━━━ DATA FOR PROCESSING

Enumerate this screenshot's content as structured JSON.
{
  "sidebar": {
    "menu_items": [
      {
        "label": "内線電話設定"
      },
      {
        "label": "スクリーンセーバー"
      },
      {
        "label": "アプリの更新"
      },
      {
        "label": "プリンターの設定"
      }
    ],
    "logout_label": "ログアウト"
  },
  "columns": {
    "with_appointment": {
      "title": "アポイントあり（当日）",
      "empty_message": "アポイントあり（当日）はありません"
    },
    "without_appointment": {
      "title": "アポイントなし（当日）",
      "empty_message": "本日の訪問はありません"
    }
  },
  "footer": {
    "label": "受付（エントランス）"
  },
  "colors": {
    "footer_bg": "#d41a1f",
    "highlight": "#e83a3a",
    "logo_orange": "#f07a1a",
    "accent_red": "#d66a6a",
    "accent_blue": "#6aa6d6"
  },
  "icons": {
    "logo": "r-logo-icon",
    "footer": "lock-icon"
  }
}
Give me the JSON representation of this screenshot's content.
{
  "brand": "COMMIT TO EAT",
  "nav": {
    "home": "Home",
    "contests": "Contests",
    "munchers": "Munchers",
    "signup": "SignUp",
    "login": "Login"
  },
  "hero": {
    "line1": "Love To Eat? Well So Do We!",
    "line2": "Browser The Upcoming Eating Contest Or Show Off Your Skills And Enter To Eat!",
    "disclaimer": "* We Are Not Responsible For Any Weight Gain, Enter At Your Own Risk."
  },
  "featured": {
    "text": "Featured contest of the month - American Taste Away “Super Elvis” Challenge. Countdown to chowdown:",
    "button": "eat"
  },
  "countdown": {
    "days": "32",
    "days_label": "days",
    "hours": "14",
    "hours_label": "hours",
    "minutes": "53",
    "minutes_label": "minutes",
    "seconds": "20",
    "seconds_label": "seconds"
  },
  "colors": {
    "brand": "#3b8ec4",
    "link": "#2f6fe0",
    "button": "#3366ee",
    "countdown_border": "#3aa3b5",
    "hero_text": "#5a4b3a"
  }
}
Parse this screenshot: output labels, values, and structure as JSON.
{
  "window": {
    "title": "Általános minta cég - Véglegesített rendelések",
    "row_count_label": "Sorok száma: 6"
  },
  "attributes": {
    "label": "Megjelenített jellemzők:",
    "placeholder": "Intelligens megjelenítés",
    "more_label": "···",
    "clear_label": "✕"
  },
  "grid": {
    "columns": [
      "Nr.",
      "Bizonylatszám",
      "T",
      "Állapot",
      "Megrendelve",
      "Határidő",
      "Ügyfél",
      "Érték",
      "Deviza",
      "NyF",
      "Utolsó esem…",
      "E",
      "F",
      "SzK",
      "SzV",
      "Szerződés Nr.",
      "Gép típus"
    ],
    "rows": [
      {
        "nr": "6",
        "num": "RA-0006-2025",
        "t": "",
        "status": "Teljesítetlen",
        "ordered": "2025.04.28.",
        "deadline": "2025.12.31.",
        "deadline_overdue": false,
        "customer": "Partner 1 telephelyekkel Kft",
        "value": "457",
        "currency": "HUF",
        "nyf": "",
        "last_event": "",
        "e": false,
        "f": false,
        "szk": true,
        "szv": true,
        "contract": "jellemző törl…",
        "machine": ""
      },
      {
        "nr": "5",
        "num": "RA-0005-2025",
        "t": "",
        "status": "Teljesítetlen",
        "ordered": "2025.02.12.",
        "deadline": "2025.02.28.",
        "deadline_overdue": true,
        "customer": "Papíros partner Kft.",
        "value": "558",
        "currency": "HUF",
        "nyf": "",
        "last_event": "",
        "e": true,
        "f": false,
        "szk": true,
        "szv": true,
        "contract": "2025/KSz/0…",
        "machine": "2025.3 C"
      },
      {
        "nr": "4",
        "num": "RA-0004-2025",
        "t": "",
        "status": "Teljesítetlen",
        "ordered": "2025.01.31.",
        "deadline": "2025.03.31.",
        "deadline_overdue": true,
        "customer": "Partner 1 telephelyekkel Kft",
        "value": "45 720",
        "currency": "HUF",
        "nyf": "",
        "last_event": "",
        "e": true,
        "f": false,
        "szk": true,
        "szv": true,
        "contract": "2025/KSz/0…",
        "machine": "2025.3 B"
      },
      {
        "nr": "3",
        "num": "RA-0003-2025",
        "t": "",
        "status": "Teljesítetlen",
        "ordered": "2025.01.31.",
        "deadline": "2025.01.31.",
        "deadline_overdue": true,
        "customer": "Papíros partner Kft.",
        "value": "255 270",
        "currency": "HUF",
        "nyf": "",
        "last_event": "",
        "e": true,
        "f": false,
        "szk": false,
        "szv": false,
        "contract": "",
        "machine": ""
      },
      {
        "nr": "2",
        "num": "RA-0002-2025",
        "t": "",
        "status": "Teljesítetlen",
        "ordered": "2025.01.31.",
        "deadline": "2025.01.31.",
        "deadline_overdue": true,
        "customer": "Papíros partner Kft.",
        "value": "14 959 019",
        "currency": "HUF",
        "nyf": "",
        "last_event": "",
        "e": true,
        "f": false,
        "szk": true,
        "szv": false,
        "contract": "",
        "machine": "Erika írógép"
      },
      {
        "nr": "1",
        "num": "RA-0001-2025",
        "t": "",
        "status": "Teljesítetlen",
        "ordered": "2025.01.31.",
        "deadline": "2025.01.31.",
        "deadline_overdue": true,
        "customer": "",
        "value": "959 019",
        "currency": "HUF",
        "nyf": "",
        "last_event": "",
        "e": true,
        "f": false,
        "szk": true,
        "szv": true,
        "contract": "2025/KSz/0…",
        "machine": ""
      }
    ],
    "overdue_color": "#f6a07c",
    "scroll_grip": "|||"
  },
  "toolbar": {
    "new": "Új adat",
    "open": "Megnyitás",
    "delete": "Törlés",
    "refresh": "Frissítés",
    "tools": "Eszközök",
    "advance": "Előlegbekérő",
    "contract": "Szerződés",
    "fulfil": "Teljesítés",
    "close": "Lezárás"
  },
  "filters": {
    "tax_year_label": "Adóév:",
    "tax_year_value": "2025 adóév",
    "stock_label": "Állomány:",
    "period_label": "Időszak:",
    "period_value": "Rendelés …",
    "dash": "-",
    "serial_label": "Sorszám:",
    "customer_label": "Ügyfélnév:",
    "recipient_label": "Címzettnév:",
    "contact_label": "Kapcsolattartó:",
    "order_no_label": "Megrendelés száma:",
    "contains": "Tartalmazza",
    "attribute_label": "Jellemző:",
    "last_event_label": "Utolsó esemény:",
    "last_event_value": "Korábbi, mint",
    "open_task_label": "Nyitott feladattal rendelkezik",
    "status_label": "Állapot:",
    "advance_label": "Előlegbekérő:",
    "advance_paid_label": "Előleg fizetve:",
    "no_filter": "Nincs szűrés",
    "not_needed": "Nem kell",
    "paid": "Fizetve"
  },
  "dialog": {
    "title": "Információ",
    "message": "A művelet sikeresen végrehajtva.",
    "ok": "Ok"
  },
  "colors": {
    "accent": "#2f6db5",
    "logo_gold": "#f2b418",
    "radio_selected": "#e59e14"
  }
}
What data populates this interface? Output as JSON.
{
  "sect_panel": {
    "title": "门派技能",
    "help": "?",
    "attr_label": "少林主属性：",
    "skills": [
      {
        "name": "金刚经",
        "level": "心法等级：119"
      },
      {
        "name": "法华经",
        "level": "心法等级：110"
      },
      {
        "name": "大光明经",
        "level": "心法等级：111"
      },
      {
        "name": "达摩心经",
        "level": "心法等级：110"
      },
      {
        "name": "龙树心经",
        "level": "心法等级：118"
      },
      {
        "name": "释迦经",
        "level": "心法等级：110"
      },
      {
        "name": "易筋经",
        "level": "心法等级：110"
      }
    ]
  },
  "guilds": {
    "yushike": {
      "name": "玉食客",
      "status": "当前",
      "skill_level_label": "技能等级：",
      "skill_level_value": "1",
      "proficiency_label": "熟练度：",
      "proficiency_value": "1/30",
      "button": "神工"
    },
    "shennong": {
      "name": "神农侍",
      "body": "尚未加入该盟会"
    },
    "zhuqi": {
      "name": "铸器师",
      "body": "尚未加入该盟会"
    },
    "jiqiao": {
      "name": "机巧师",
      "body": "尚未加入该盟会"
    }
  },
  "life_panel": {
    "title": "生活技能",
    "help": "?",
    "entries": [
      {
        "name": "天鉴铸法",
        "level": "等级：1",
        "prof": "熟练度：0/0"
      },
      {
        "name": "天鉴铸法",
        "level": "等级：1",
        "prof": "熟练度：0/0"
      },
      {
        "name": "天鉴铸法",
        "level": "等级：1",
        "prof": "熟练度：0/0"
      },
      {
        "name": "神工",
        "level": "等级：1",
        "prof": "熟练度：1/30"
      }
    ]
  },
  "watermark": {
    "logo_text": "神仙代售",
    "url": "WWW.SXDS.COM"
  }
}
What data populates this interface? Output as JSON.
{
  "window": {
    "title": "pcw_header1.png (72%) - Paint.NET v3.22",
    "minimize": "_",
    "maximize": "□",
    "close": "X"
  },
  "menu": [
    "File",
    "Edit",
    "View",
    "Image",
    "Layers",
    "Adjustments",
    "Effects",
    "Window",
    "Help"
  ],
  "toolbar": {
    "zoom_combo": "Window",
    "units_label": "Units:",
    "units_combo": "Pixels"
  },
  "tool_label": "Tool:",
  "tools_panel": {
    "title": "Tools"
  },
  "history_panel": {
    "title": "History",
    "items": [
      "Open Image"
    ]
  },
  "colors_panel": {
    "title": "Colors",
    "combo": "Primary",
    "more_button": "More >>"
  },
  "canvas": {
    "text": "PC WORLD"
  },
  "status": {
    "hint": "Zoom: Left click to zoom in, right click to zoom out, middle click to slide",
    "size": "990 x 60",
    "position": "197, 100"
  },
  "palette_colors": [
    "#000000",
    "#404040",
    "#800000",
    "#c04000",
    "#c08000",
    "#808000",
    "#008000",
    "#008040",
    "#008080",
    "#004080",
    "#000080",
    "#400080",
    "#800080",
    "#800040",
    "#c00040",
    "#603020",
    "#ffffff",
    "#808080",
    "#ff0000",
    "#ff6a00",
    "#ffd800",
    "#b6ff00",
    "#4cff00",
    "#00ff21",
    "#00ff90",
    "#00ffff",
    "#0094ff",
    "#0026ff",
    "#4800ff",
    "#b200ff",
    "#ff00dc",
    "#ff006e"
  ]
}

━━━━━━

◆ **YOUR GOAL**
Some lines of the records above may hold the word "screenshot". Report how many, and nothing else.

◆ **ANSWER FOR THIS EXERCISE**
3